If only we could discern the heart and mind of people. Did that friend mean to hurt us or was it unintentional? Did mom and dad really know what they were doing hurt me deeply, or were they just too busy dealing with their own issues to truly notice? Is that professor truly mean and unfair, or do they have more benevolent purposes in their demands? Is the grocery clerk just rude or is there something else going on in their lives that is occupying his/her mind?
If only we could be like Jesus, of whom the Apostle John wrote: “He did not need any testimony about mankind, for he knew what was in each person.” (John 2:25) We wouldn’t have to speculate or assume. If only we could get inside people’s minds and hearts, life would be so much less complicated.
Yet, that is not realistic for this life. We will always be somewhat in the dark even with those closest to us. There will always be a gap of ignorance. The question is, with what will we fill that gap? Many of us fill it with negative assumptions, or with bitterness and resentment. I am definitely guilty of the former, and sometimes have been as well with the latter. I believe most of us are.
Social media has definitely amplified this tendency. People are quick to assume and judge people without really knowing all of the facts. The Twitterverse is exceptional at piling on people who are held up as poor examples of a human being. Guilty until proven innocent is the underlying mantra. But the truth is that there are always gaps between what we have heard or believe and what is really true. And even if true, were there underlying circumstances which led to the terrible behavior?
When I was a teenager, I remember being mad at my dad for something and being out in our backyard blowing off steam. Our elderly neighbor, Cecil, saw me and called me over to the short fence that separated my parents’ property from his. He listened to me vent and responded in a way that helped me fill in the gap between my anger at my father’s behavior and his life. He reminded me of my dad’s upbringing, that he was orphaned as a young boy, and that he had to quit school after 6th grade in order to go to work and help support his extended family. He really hadn’t had much of a childhood and had no parental figures to guide him. In other words, he wanted me to understand my father’s background in order to understand why being a father was such a struggle for him. This wisdom is something I have sought to apply to my life and to pass along to students who are having their own struggles with imperfect parents.

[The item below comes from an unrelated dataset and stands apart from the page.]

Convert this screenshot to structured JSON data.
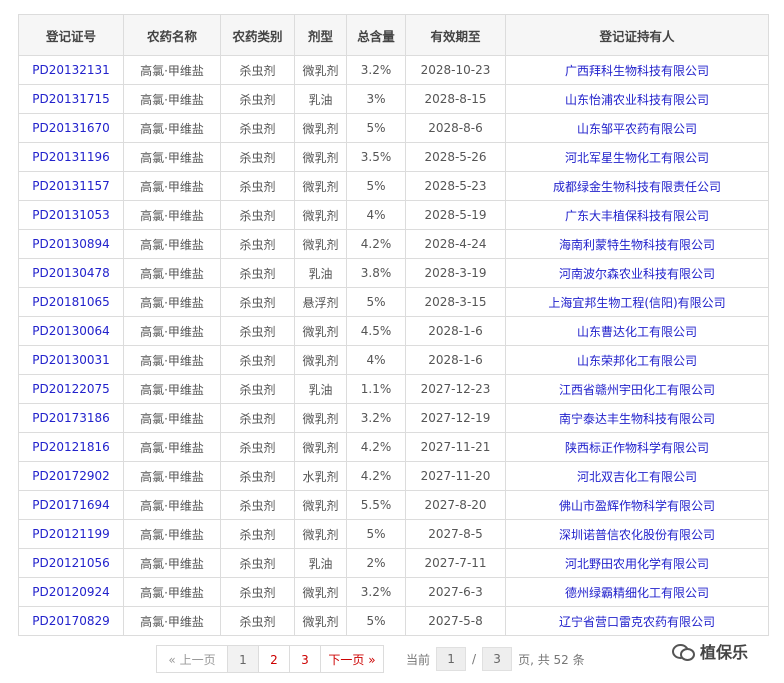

But it is wisdom that is applicable far beyond our immediate families. It applies to all relationships, from intimate to casual. It is wisdom that can fill the gap between our hurts and frustrations, and what is in a person’s mind and heart that is unknown to us. It can be reduced to one beautiful word: grace.
The Apostle Paul writes, “Finally, brothers and sisters, whatever is true, whatever is noble, whatever is right, whatever is pure, whatever is lovely, whatever is admirable—if anything is excellent or praiseworthy—think about such things.” (Philippians 4:8) This is such a challenge for me because, by natural bent, I am a negative thinker. It is what often fills the gap when I am at odds with others, whether in minor or major ways. I naturally want to assume the worst rather than view things through a more positive lens. Yet, this is exactly what grace requires and what needs to fill the gap.
Think of someone who was rude to you, who treated you unfairly, or even hurt you deeply. What is true of that person is that he/she was created by God and loved by him, which also, at worst, gives them a trace of nobility. And have you always lived rightly? Would you want every single wrong thing you have done, small or great, held against you without a show of grace? The right way to view those with whom there is conflict is they should be shown the same grace as we have been shown by the One who is perfect. To show such grace is pure, is lovely in the Lord’s eyes and is admirable, excellent, and worthy of praise. And it fills the gap between our hurt and what truly is in the mind and heart of the other person.
We can never be like Jesus and know the attitudes and motives of people; yet it is entirely within our power to extend grace regardless of the offense. It is what the Lord continually does for us; it is what he desires us to do as well in our relationships with others. It is what can fill the gap.
© Jim Musser 2019 All Scripture references are from the New International Version.